With the pictures excluded, retype the records that follow exactly.

━━ Entries shown

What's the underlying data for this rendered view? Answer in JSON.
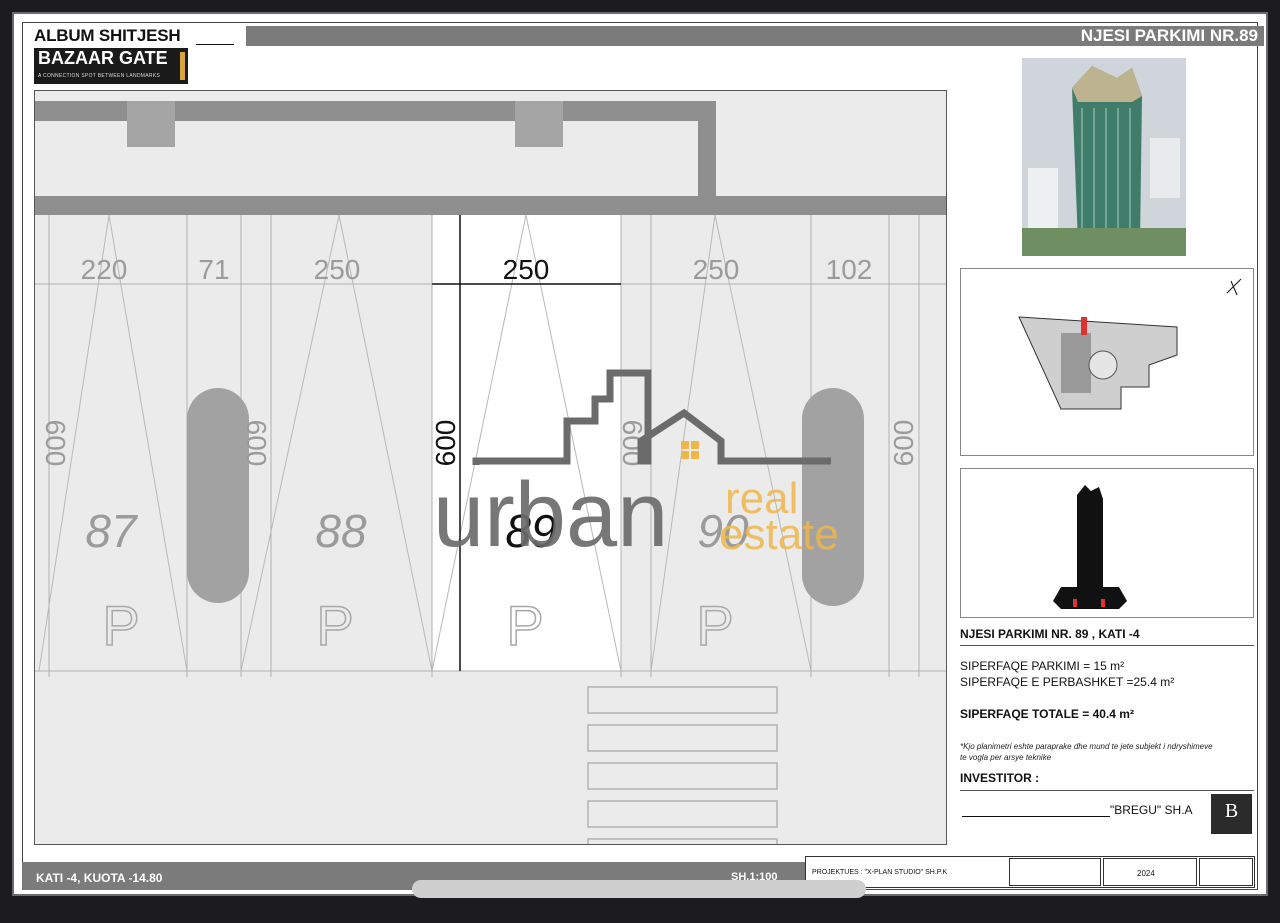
{
  "header": {
    "album_title": "ALBUM SHITJESH",
    "brand_name": "BAZAAR GATE",
    "brand_tagline": "A CONNECTION SPOT BETWEEN LANDMARKS",
    "unit_title": "NJESI PARKIMI NR.89"
  },
  "plan": {
    "dimensions_top": [
      "220",
      "71",
      "250",
      "250",
      "250",
      "102"
    ],
    "space_depths": [
      "600",
      "600",
      "600",
      "600",
      "600"
    ],
    "spaces": [
      {
        "number": "87",
        "symbol": "P"
      },
      {
        "number": "88",
        "symbol": "P"
      },
      {
        "number": "89",
        "symbol": "P",
        "highlighted": true
      },
      {
        "number": "90",
        "symbol": "P"
      }
    ]
  },
  "watermark": {
    "word": "urban",
    "word2": "real",
    "word3": "estate",
    "accent_color": "#f0b64a",
    "main_color": "#6b6b6b"
  },
  "info": {
    "heading": "NJESI PARKIMI NR. 89 , KATI -4",
    "parking_area": "SIPERFAQE PARKIMI = 15 m²",
    "common_area": "SIPERFAQE E PERBASHKET =25.4 m²",
    "total_area": "SIPERFAQE TOTALE = 40.4 m²",
    "note_line1": "*Kjo planimetri eshte paraprake dhe mund te jete subjekt i ndryshimeve",
    "note_line2": "te vogla per arsye teknike",
    "investor_label": "INVESTITOR :",
    "investor_name": "\"BREGU\" SH.A",
    "investor_logo_text": "B"
  },
  "footer": {
    "level": "KATI -4, KUOTA -14.80",
    "scale": "SH.1:100",
    "designer": "PROJEKTUES : \"X-PLAN STUDIO\" SH.P.K",
    "year": "2024"
  },
  "colors": {
    "frame_gray": "#7b7b7b",
    "plan_bg": "#ebebeb",
    "highlight_space": "#ffffff"
  }
}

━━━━

*Answer section*
What's the underlying data for this rendered view? Answer in JSON.
{
  "header": {
    "album_title": "ALBUM SHITJESH",
    "brand_name": "BAZAAR GATE",
    "brand_tagline": "A CONNECTION SPOT BETWEEN LANDMARKS",
    "unit_title": "NJESI PARKIMI NR.89"
  },
  "plan": {
    "dimensions_top": [
      "220",
      "71",
      "250",
      "250",
      "250",
      "102"
    ],
    "space_depths": [
      "600",
      "600",
      "600",
      "600",
      "600"
    ],
    "spaces": [
      {
        "number": "87",
        "symbol": "P"
      },
      {
        "number": "88",
        "symbol": "P"
      },
      {
        "number": "89",
        "symbol": "P",
        "highlighted": true
      },
      {
        "number": "90",
        "symbol": "P"
      }
    ]
  },
  "watermark": {
    "word": "urban",
    "word2": "real",
    "word3": "estate",
    "accent_color": "#f0b64a",
    "main_color": "#6b6b6b"
  },
  "info": {
    "heading": "NJESI PARKIMI NR. 89 , KATI -4",
    "parking_area": "SIPERFAQE PARKIMI = 15 m²",
    "common_area": "SIPERFAQE E PERBASHKET =25.4 m²",
    "total_area": "SIPERFAQE TOTALE = 40.4 m²",
    "note_line1": "*Kjo planimetri eshte paraprake dhe mund te jete subjekt i ndryshimeve",
    "note_line2": "te vogla per arsye teknike",
    "investor_label": "INVESTITOR :",
    "investor_name": "\"BREGU\" SH.A",
    "investor_logo_text": "B"
  },
  "footer": {
    "level": "KATI -4, KUOTA -14.80",
    "scale": "SH.1:100",
    "designer": "PROJEKTUES : \"X-PLAN STUDIO\" SH.P.K",
    "year": "2024"
  },
  "colors": {
    "frame_gray": "#7b7b7b",
    "plan_bg": "#ebebeb",
    "highlight_space": "#ffffff"
  }
}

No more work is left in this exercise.